Interface dataset entries:
━━━━━━
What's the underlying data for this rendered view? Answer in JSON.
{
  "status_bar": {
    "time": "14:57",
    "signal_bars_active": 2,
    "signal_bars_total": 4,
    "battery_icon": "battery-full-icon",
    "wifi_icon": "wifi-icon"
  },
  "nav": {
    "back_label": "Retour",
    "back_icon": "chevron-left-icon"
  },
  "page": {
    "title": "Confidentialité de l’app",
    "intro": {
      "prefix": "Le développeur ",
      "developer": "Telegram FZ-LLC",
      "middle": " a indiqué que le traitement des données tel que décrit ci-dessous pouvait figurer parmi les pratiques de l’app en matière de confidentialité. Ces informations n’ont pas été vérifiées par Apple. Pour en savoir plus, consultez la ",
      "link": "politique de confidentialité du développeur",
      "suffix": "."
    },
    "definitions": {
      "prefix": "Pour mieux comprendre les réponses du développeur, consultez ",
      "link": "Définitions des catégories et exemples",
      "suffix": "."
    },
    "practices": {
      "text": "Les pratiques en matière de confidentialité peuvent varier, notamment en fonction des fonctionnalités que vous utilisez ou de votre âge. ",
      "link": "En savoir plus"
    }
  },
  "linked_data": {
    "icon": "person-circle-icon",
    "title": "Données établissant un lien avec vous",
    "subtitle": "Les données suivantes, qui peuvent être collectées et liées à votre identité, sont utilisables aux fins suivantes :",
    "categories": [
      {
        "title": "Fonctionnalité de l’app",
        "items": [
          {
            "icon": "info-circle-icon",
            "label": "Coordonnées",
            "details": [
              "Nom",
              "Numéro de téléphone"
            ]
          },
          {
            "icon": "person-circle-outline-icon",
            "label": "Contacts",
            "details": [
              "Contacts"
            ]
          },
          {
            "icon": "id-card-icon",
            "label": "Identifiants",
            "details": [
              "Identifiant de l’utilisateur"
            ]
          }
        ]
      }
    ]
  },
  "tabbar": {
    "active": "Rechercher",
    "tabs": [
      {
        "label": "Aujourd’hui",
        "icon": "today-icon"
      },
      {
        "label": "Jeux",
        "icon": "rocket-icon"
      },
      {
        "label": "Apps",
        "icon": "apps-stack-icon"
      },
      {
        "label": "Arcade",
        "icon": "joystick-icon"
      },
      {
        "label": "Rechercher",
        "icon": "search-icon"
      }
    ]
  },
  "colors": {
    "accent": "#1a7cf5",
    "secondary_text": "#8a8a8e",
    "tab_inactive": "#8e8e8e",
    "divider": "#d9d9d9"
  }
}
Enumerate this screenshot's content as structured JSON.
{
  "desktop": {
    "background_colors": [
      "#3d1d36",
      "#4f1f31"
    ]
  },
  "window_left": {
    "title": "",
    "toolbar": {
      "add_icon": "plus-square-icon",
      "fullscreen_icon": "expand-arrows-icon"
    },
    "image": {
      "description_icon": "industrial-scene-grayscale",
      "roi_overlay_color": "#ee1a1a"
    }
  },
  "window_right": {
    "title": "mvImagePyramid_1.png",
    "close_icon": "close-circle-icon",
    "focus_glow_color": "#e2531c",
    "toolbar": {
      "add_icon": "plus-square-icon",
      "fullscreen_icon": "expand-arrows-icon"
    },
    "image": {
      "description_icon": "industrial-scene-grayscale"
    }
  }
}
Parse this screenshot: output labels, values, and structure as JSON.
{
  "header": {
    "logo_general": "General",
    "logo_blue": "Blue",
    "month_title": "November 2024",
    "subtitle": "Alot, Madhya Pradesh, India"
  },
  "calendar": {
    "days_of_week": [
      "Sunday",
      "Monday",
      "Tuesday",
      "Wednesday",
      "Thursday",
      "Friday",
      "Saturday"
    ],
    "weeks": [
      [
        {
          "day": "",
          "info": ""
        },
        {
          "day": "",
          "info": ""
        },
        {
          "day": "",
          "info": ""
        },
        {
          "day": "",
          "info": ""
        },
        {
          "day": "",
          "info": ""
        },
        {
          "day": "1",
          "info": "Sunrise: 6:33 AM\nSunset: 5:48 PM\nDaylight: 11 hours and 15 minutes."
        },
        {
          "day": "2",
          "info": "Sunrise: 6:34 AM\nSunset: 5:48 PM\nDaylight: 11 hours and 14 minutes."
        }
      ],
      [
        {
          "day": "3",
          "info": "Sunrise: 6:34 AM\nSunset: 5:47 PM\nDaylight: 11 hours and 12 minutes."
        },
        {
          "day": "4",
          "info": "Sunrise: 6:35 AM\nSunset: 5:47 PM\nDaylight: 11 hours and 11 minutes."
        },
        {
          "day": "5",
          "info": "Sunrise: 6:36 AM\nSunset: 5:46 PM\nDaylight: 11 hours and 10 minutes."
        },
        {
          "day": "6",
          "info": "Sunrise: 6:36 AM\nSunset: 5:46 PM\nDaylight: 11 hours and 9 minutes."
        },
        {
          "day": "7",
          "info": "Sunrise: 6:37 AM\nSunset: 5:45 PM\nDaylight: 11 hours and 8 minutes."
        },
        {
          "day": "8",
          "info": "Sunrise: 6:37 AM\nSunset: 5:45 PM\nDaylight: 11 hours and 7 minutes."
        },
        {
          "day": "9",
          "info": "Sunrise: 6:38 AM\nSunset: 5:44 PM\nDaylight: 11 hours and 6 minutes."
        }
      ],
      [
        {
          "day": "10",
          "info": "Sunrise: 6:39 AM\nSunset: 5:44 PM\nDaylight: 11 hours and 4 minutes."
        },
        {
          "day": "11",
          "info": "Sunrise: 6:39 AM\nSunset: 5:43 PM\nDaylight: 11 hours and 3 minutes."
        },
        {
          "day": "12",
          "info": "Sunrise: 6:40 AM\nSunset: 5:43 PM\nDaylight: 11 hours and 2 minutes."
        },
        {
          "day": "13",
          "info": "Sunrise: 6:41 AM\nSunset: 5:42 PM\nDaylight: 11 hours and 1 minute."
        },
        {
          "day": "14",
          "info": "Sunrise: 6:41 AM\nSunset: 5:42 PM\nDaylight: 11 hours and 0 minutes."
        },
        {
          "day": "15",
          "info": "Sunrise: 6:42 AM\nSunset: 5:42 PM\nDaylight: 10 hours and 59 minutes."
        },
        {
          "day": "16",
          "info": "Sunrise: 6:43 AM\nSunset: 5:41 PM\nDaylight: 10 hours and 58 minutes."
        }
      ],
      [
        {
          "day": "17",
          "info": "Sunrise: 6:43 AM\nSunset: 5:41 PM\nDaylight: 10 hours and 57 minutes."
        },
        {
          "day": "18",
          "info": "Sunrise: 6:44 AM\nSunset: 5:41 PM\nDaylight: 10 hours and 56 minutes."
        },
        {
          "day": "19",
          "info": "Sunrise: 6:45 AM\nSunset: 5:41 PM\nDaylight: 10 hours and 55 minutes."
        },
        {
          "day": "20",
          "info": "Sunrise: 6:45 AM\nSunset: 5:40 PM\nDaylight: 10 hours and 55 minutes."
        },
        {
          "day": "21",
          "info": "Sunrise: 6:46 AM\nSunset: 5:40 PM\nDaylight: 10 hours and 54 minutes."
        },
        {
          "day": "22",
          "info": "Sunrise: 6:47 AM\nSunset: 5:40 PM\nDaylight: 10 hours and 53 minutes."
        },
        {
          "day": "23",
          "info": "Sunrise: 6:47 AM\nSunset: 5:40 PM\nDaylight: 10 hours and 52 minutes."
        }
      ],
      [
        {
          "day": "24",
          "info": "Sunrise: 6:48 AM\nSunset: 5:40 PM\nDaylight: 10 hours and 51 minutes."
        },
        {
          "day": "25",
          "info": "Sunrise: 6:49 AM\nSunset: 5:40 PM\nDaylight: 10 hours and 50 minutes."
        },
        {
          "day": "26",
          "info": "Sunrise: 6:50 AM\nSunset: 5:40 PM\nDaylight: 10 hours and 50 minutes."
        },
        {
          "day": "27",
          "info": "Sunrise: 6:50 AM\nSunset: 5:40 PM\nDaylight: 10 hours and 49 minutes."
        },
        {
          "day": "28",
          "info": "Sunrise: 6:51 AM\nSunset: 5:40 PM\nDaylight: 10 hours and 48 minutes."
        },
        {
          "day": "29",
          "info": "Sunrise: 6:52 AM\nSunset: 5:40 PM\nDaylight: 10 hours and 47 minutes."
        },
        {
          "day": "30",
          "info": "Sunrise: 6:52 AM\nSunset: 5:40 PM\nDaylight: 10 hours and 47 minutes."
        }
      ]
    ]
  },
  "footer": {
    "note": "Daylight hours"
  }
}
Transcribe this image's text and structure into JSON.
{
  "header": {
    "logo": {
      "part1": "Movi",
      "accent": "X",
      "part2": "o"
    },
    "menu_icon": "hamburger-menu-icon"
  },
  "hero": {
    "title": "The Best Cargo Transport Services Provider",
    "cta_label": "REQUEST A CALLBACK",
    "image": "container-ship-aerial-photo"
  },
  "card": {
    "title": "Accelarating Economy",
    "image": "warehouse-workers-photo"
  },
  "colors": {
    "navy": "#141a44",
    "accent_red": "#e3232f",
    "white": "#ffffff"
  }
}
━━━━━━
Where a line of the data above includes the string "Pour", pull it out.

      "middle": " a indiqué que le traitement des données tel que décrit ci-dessous pouvait figurer parmi les pratiques de l’app en matière de confidentialité. Ces informations n’ont pas été vérifiées par Apple. Pour en savoir plus, consultez la ",
      "prefix": "Pour mieux comprendre les réponses du développeur, consultez ",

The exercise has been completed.